◆ PROBLEM TO WORK ON ◆
Write the listing out again verbatim, leaving nothing out.

◆ TASK DATA ◆
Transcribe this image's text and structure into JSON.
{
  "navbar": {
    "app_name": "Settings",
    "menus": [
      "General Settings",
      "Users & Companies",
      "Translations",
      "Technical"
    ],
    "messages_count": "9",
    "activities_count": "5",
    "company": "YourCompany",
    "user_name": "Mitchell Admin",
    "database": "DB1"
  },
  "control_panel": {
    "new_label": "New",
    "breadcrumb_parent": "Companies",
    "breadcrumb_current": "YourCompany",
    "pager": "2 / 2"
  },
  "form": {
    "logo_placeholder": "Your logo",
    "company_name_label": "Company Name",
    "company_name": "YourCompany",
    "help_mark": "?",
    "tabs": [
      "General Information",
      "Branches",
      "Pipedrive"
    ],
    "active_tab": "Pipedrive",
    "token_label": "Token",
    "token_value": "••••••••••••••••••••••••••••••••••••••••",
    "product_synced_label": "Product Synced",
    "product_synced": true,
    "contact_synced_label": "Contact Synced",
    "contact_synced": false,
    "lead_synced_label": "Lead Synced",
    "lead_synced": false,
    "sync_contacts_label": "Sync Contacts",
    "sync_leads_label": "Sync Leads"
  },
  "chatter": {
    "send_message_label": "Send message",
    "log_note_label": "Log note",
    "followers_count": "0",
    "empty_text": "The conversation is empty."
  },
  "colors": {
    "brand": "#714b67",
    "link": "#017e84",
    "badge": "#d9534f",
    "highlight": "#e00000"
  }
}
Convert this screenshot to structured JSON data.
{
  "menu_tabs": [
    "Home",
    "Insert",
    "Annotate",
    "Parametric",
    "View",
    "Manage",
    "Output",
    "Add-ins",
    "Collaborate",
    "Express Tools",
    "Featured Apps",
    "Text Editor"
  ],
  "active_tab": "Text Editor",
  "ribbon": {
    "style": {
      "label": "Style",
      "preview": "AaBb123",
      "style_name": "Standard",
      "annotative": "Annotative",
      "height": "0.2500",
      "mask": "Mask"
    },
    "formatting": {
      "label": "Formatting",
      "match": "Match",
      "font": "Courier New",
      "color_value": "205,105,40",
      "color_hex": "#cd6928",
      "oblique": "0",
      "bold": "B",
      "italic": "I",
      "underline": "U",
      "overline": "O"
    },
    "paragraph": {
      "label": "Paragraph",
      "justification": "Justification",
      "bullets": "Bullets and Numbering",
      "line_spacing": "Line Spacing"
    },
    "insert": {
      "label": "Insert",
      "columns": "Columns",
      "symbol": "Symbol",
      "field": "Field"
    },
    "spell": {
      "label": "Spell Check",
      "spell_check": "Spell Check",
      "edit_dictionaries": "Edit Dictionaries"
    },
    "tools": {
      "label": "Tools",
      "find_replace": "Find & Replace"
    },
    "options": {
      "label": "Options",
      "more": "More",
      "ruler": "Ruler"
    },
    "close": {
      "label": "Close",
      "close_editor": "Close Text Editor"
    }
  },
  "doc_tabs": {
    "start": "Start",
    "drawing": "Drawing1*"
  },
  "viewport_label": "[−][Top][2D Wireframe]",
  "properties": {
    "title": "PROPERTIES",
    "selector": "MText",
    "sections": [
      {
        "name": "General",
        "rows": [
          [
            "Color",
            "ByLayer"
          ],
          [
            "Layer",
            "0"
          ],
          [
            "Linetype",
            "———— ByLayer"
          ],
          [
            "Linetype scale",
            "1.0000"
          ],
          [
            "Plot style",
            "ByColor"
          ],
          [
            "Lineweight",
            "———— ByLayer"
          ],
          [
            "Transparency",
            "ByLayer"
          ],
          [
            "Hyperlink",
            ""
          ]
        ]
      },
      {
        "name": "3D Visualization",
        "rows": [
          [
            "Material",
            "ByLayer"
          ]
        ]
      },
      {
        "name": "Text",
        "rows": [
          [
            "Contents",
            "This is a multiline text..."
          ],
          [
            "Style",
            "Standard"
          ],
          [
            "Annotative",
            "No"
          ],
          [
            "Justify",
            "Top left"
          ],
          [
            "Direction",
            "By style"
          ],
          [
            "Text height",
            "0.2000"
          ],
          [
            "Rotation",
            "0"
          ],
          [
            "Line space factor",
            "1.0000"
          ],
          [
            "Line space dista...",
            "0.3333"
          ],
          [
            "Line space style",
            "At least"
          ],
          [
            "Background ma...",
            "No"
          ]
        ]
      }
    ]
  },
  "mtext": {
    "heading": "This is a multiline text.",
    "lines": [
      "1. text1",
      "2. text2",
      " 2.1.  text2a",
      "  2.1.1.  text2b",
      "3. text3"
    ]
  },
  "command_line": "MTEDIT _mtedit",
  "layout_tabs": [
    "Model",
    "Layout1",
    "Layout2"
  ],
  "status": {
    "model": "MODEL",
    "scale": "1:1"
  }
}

◆ EXPECTED OUTPUT ◆
Transcribe this image's text and structure into JSON.
{
  "navbar": {
    "app_name": "Settings",
    "menus": [
      "General Settings",
      "Users & Companies",
      "Translations",
      "Technical"
    ],
    "messages_count": "9",
    "activities_count": "5",
    "company": "YourCompany",
    "user_name": "Mitchell Admin",
    "database": "DB1"
  },
  "control_panel": {
    "new_label": "New",
    "breadcrumb_parent": "Companies",
    "breadcrumb_current": "YourCompany",
    "pager": "2 / 2"
  },
  "form": {
    "logo_placeholder": "Your logo",
    "company_name_label": "Company Name",
    "company_name": "YourCompany",
    "help_mark": "?",
    "tabs": [
      "General Information",
      "Branches",
      "Pipedrive"
    ],
    "active_tab": "Pipedrive",
    "token_label": "Token",
    "token_value": "••••••••••••••••••••••••••••••••••••••••",
    "product_synced_label": "Product Synced",
    "product_synced": true,
    "contact_synced_label": "Contact Synced",
    "contact_synced": false,
    "lead_synced_label": "Lead Synced",
    "lead_synced": false,
    "sync_contacts_label": "Sync Contacts",
    "sync_leads_label": "Sync Leads"
  },
  "chatter": {
    "send_message_label": "Send message",
    "log_note_label": "Log note",
    "followers_count": "0",
    "empty_text": "The conversation is empty."
  },
  "colors": {
    "brand": "#714b67",
    "link": "#017e84",
    "badge": "#d9534f",
    "highlight": "#e00000"
  }
}
Convert this screenshot to structured JSON data.
{
  "menu_tabs": [
    "Home",
    "Insert",
    "Annotate",
    "Parametric",
    "View",
    "Manage",
    "Output",
    "Add-ins",
    "Collaborate",
    "Express Tools",
    "Featured Apps",
    "Text Editor"
  ],
  "active_tab": "Text Editor",
  "ribbon": {
    "style": {
      "label": "Style",
      "preview": "AaBb123",
      "style_name": "Standard",
      "annotative": "Annotative",
      "height": "0.2500",
      "mask": "Mask"
    },
    "formatting": {
      "label": "Formatting",
      "match": "Match",
      "font": "Courier New",
      "color_value": "205,105,40",
      "color_hex": "#cd6928",
      "oblique": "0",
      "bold": "B",
      "italic": "I",
      "underline": "U",
      "overline": "O"
    },
    "paragraph": {
      "label": "Paragraph",
      "justification": "Justification",
      "bullets": "Bullets and Numbering",
      "line_spacing": "Line Spacing"
    },
    "insert": {
      "label": "Insert",
      "columns": "Columns",
      "symbol": "Symbol",
      "field": "Field"
    },
    "spell": {
      "label": "Spell Check",
      "spell_check": "Spell Check",
      "edit_dictionaries": "Edit Dictionaries"
    },
    "tools": {
      "label": "Tools",
      "find_replace": "Find & Replace"
    },
    "options": {
      "label": "Options",
      "more": "More",
      "ruler": "Ruler"
    },
    "close": {
      "label": "Close",
      "close_editor": "Close Text Editor"
    }
  },
  "doc_tabs": {
    "start": "Start",
    "drawing": "Drawing1*"
  },
  "viewport_label": "[−][Top][2D Wireframe]",
  "properties": {
    "title": "PROPERTIES",
    "selector": "MText",
    "sections": [
      {
        "name": "General",
        "rows": [
          [
            "Color",
            "ByLayer"
          ],
          [
            "Layer",
            "0"
          ],
          [
            "Linetype",
            "———— ByLayer"
          ],
          [
            "Linetype scale",
            "1.0000"
          ],
          [
            "Plot style",
            "ByColor"
          ],
          [
            "Lineweight",
            "———— ByLayer"
          ],
          [
            "Transparency",
            "ByLayer"
          ],
          [
            "Hyperlink",
            ""
          ]
        ]
      },
      {
        "name": "3D Visualization",
        "rows": [
          [
            "Material",
            "ByLayer"
          ]
        ]
      },
      {
        "name": "Text",
        "rows": [
          [
            "Contents",
            "This is a multiline text..."
          ],
          [
            "Style",
            "Standard"
          ],
          [
            "Annotative",
            "No"
          ],
          [
            "Justify",
            "Top left"
          ],
          [
            "Direction",
            "By style"
          ],
          [
            "Text height",
            "0.2000"
          ],
          [
            "Rotation",
            "0"
          ],
          [
            "Line space factor",
            "1.0000"
          ],
          [
            "Line space dista...",
            "0.3333"
          ],
          [
            "Line space style",
            "At least"
          ],
          [
            "Background ma...",
            "No"
          ]
        ]
      }
    ]
  },
  "mtext": {
    "heading": "This is a multiline text.",
    "lines": [
      "1. text1",
      "2. text2",
      " 2.1.  text2a",
      "  2.1.1.  text2b",
      "3. text3"
    ]
  },
  "command_line": "MTEDIT _mtedit",
  "layout_tabs": [
    "Model",
    "Layout1",
    "Layout2"
  ],
  "status": {
    "model": "MODEL",
    "scale": "1:1"
  }
}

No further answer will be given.